Make sure you’re not sipping a soda instead of your water bottle when you show up at practices, and if you’re pushing water-filled fruit and vegetable snacks on your child, you should be eating them too. 


TrueSport®, a movement powered by the experience and values of the U.S. Anti-Doping Agency, champions the positive values and life lessons learned through youth sport. TrueSport® inspires athletes, coaches, parents, and administrators to change the culture of youth sport through active engagement and thoughtful curriculum based on cornerstone lessons of sportsmanship, character-building, and clean and healthy performance, by creating leaders across communities through sport.

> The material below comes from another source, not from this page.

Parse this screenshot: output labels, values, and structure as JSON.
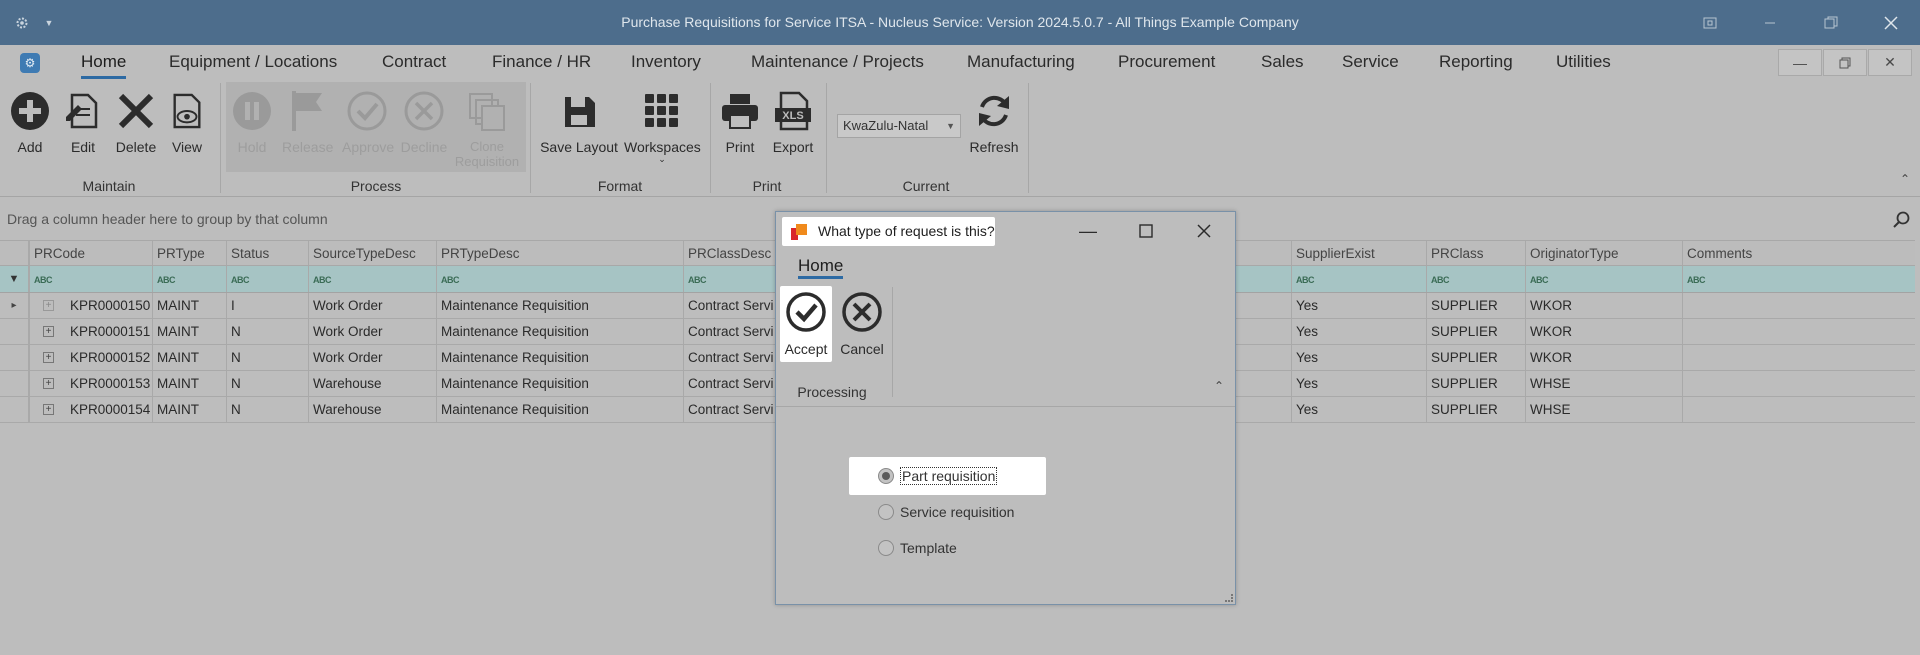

 Extremities of Weather
(3/11/2020)
 
   

Extremities of Weather


Cuddyer's Corner
By Michael Cuddyer


Former Major Leaguer Michael Cuddyer discusses tricks to help adapt to playing in all types of weather. To have your questions answered by Michael Cuddyer, submit them using #USABMailbag on Instagram, Facebook or Twitter.


Michael Cuddyer is a 15-year MLB veteran and two-time All-Star, spending his career playing for the Minnesota Twins, Colorado Rockies and the New York Mets. A member of the USA Baseball 18U National Team in 1996 and 1997, Cuddyer was then named the 1997 Virginia Player of the Year, Gatorade National Player of the Year, and was a member of USA Today’s All-Star team. He was selected ninth overall in the 1997 MLB Amateur Player Draft by the Minnesota Twins.